The thing that gets me up in the morning is…my family and the Introduction to Public Relations class I teach at 8:00 a.m.
What made me want to get into PR was...my first public affairs job in the Mayor’s graduate internship program in Columbus, OH. I was assigned to work with the Mayor’s Public Information Officer and the Council Chief of Staff. I fell in love with external communications and media relations almost instantly. I had previously worked in a corporate environment, but that experience really gave me the opportunity to get involved with a variety of public relations functions. I learned about community relations, media relations, public affairs, and political communication during my internship.
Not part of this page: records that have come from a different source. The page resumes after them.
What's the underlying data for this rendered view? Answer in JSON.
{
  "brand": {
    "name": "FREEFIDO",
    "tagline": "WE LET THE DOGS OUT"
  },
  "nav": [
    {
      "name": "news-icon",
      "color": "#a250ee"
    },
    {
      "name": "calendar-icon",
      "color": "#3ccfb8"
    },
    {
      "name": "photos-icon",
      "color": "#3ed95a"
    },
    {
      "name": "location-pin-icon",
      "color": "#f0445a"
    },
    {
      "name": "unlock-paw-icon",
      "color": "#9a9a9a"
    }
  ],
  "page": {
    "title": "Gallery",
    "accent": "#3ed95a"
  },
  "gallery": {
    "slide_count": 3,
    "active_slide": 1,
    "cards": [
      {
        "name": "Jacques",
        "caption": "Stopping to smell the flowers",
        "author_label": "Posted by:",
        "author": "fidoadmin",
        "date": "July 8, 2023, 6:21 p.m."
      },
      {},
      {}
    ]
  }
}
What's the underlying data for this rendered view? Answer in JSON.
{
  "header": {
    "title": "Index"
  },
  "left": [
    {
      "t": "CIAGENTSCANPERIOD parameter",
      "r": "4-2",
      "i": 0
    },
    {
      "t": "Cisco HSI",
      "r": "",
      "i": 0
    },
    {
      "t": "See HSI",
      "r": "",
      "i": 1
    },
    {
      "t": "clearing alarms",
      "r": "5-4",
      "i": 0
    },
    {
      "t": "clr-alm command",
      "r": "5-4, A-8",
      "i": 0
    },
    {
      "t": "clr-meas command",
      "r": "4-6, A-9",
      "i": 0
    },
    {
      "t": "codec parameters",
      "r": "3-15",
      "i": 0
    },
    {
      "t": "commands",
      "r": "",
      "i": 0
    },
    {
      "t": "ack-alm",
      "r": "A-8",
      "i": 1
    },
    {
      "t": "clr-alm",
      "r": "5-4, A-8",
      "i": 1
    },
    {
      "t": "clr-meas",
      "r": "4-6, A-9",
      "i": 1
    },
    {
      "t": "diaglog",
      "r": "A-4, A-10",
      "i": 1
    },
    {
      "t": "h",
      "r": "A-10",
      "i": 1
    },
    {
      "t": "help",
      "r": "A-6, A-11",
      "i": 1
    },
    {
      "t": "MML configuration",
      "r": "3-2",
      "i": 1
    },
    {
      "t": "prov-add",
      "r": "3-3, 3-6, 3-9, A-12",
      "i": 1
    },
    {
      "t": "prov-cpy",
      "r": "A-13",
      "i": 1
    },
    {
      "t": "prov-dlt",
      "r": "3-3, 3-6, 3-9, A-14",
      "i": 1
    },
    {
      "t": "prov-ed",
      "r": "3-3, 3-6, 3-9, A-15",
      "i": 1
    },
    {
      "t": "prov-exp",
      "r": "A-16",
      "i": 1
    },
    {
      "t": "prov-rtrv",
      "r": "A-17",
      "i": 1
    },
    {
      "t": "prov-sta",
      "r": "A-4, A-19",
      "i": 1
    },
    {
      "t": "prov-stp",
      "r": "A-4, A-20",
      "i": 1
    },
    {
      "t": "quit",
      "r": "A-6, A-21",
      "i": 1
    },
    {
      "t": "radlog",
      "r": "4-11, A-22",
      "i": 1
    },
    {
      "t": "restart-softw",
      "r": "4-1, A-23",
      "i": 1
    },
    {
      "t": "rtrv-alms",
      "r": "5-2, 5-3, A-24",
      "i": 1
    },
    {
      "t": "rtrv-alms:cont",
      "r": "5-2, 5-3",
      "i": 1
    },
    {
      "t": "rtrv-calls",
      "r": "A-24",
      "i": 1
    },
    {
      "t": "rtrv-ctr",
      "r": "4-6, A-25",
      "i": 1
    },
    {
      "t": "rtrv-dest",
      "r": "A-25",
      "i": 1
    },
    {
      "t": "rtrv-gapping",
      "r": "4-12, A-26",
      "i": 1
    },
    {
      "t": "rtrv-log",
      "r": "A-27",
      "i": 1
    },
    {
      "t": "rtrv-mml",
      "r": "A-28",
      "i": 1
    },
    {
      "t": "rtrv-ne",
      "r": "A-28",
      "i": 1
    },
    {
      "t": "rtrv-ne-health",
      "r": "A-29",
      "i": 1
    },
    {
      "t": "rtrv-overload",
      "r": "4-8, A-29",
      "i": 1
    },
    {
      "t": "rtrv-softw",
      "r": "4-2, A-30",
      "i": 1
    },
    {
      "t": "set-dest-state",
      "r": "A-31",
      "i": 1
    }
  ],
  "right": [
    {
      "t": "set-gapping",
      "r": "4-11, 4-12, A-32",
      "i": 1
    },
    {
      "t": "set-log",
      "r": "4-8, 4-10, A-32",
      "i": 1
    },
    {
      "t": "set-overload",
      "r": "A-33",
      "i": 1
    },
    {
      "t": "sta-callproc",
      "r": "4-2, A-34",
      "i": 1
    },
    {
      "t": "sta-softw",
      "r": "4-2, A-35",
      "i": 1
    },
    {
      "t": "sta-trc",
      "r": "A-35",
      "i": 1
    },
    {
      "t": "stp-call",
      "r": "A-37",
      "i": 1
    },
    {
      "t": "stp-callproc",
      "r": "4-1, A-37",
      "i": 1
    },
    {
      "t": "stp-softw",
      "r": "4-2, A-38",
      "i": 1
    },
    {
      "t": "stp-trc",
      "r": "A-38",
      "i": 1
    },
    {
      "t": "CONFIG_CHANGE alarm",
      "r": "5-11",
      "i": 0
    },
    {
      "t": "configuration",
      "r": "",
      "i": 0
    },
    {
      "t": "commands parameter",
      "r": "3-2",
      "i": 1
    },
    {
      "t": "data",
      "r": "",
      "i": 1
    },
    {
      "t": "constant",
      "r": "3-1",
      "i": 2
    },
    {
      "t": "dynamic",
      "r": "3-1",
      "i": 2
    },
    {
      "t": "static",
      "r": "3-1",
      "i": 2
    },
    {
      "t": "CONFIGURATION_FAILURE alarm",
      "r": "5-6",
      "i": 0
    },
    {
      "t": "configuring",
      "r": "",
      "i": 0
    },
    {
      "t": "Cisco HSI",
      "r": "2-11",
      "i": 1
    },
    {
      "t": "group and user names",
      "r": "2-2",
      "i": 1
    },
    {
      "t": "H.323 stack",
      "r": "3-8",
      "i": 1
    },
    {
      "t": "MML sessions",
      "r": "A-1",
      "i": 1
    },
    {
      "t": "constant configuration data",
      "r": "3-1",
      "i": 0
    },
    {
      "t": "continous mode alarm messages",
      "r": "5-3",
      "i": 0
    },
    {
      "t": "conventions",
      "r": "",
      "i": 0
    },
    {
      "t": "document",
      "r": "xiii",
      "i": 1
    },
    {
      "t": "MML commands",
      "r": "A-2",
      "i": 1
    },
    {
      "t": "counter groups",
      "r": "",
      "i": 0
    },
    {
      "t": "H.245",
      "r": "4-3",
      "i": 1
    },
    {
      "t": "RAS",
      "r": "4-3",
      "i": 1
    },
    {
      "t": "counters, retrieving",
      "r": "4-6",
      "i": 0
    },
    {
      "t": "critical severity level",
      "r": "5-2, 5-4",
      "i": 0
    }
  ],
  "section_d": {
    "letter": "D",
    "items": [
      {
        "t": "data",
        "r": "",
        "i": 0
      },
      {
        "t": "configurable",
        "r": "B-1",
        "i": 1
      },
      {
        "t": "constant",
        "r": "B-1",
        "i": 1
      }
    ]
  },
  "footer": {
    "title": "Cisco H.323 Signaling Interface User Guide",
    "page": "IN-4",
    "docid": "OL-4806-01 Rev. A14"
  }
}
The experience helped me realize that I loved external relations work across a variety of issues and contexts. It really changed my career trajectory, and I am very grateful for that experience.
If I could change one thing about the industry it would be…to increase the collaborations between industry and academics. Many of us (professors) have a wealth of industry experience that drives our research interests, and we often research issues and problems facing our professional fields. This information could be quite helpful to corporate communicators, non-profits, and agency professionals. If we partnered more often we could share this information and learn what new challenges industry faces. In turn, we could tailor our research to meet the growing need for quality research.
My greatest inspiration is…my father. He raised my sister and I after my mother died at an early age from cancer. His advice was to educate myself as much as possible, stay current and relevant to my profession, work hard, remain honest and fair, and be thankful. He is probably the most ethical and generous person I have ever known, and he is definitely the smartest!
The three things I demand in my colleagues...honesty, integrity, and fairness. If I could mention a fourth, it would be kindness. I think in today’s world, we often forget to stop, take a deep breath, and be kind to one another.
The PR figure I most admire is...That is a difficult choice. Of course Betsy Plank hits the top of the list, along with Edward Bernays. They were both committed to educating the next generation of PR professionals, which is something I consider essential to our field.
I always thought I’d be…an executive. I always took a leadership role in everything I did growing up. I was on a clear path toward leadership in my professional career as well. When I decided to change course and become a professor everyone was in shock (especially my former boss). I never expected how much having two children at a fairly young age would change my priorities or my career path, but I love what I do and I am happy as a Professor.
I’m a closet reader of…Malcolm Gladwell books. I love how his mind works. I am just amazed that he thinks about the world in such interesting ways.
The most interesting fact about me is...my husband and I eloped. We were married in Sedona, AZ in 1997.
My most prized possession is…my Ph.D. My family is the most important thing in my life, but if I had to pick a prized possession it would be my doctorate degree. It was really difficult to earn a doctorate while raising two young children, so I feel that was a big accomplishment in my life.
The finest moment in my career so far is...receiving my first scientific journal publication. It wasn’t my best or most defining work, but it was a milestone that I will always cherish.
If I won the Mega Millions I would...pay off the mortgages for all my family members, fund college accounts for all my nieces and nephews, and take time off to write a book. Is that too practical? I would also throw a huge party and take a vacation with my husband.
In five years’ time PR will be...data driven and fully integrated with advertising. We are headed into a time where public relations, advertising, and marketing communications are merging into “strategic communication”. I also think that popular culture media such as social and entertainment media will continue to alter how organizations relate to their publics.
What I hope to achieve at the 2013 PRSA International Conference...is to impress upon the professional field the importance of understanding the new rules for corporate political behavior and social advocacy. Emergent media such as social media and political entertainment are rapidly changing how much influence key publics and advocacy groups have in shaping brand reputations, influencing legislative and regulatory policy, and persuading publics. I hope to share research that demonstrates why organizations need to develop new strategies and tactics for achieving public affairs, government relations, and issues management goals.